Council Seat Filled In Weirton
WEIRTON – Bill Zanieski was unanimously chosen to fill the 1st Ward council seat during Monday’s City Council meeting.
Council chose Zanieski, chairman of the city’s Human Rights Commission, to replace Ronnie Jones, who resigned from the position last month. Zanieski will be sworn in at 10:30 a.m. today in Council Chambers in the Municipal Building.
Zanieski lives on McKinley Road and has been a lifelong citizen of Weirton. He graduated from Madonna High School in 1964 and then went on to Syracuse University, where he earned a degree in sociology in 1969. He received a master’s degree in sociology from West Virginia University in 1992.
Although he has no particular agenda yet, Zanieski said he looks forward to learning all about his new role on City Council. Zanieski had no comment regarding the recently expanded business and occupation tax, which will go into effect Aug. 1.
In other matters, three ordinances and one resolution that were tabled at the June 9 regular meeting relating to budget scenarios were tabled again Monday. Those included two ordinances to amend the police and fire service fee, an ordinance to amend the municipal service fee and a resolution to authorize the city manager to begin the process of enacting a 5 percent cable franchise fee.
“My intention is to leave it sit, see how everything turns out and address it at a later date,” said 7th Ward Councilman Terry Weigel.
Sixth Ward Councilman David Dalrymple said the reason the police and fire service fee proposal was on the table was because of pending litigation.
“If we are sued and we are forced not to be able to spend the money generated by the expanded business and occupation tax, then that police and fire service fee reduction would cripple the budget,” he said. “Once the B&O legal issues are over, I plan to address it again and keep my word to the citizens, businesses and schools.”
Dalrymple was referring to an injunction filed against the city in an attempt to stop the July 1 special session vote on the business and occupation tax. The injunction, filed by Tri-State Medical, Startrans International and Ocean-Air, was dismissed by Circuit Court Judge David Sims. After the dismissal, J.J. Bernabei, owner of Tri-State Medical, said if the B&O expansion passed, he intended to take subsequent legal steps to battle the tax.
Also, Finance Director Tom Maher reported that the total cash and investments available to the city is $247,475.83, while the investment balance is $0.
“Cash is extremely tight,” Maher said. “The stabilization fund is supporting the general fund right now.”

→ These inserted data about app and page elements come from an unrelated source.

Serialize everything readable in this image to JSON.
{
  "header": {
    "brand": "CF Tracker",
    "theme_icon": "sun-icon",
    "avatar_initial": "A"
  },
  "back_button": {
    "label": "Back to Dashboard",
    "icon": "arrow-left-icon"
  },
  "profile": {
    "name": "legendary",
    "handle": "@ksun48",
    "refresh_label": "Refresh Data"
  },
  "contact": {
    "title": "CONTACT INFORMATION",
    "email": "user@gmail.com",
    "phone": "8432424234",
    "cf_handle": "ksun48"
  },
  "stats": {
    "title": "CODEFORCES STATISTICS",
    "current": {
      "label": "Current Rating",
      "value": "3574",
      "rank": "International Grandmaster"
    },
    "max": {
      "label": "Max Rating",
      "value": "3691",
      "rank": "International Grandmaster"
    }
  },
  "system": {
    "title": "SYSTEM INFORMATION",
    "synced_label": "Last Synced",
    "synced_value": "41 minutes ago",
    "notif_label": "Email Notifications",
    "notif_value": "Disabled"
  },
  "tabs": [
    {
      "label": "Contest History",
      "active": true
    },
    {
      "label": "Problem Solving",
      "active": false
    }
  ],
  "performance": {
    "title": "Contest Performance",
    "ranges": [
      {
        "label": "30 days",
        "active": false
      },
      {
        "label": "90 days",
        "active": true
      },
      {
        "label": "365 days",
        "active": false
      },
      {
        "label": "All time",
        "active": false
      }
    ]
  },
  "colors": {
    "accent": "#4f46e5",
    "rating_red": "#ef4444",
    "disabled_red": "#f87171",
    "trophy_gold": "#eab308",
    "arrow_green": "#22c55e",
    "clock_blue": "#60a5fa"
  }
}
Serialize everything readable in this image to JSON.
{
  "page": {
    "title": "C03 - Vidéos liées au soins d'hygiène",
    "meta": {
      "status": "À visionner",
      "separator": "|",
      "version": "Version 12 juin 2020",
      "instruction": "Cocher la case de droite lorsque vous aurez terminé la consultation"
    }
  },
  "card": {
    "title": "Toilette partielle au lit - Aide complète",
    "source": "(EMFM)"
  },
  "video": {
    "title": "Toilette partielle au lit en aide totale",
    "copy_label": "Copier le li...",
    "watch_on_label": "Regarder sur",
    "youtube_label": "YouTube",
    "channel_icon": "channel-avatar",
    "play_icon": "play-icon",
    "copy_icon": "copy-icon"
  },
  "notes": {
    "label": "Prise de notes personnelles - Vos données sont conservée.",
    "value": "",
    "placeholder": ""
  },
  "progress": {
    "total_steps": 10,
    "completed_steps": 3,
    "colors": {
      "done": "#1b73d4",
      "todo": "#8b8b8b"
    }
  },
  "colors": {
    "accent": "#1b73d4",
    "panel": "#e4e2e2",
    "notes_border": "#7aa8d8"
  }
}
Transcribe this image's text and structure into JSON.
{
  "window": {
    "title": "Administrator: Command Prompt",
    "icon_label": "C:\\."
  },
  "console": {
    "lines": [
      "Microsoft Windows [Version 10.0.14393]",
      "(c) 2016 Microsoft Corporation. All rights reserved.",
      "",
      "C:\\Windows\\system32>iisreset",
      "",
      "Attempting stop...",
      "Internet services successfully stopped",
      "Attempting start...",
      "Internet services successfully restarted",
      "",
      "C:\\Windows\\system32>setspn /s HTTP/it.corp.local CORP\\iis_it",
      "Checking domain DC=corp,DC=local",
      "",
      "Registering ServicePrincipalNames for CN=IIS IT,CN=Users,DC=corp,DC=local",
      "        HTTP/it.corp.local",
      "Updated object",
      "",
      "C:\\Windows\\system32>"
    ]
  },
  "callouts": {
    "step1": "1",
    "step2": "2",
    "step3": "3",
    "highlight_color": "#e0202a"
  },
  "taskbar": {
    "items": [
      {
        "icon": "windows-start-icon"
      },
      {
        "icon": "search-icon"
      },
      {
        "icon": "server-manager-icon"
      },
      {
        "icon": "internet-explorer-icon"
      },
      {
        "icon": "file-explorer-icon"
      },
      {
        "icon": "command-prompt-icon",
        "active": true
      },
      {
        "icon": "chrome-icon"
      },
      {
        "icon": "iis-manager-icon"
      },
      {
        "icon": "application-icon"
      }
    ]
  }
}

“After we’ve sat and gone through all this … for all these months working with the budget, just looking here, just look at these numbers – you have to realize the cash balance is $247,000. The investments are $0. We’re down to $0. For all the people who said we should wait until next year. it’s here now. This is happening now,” Weigel said.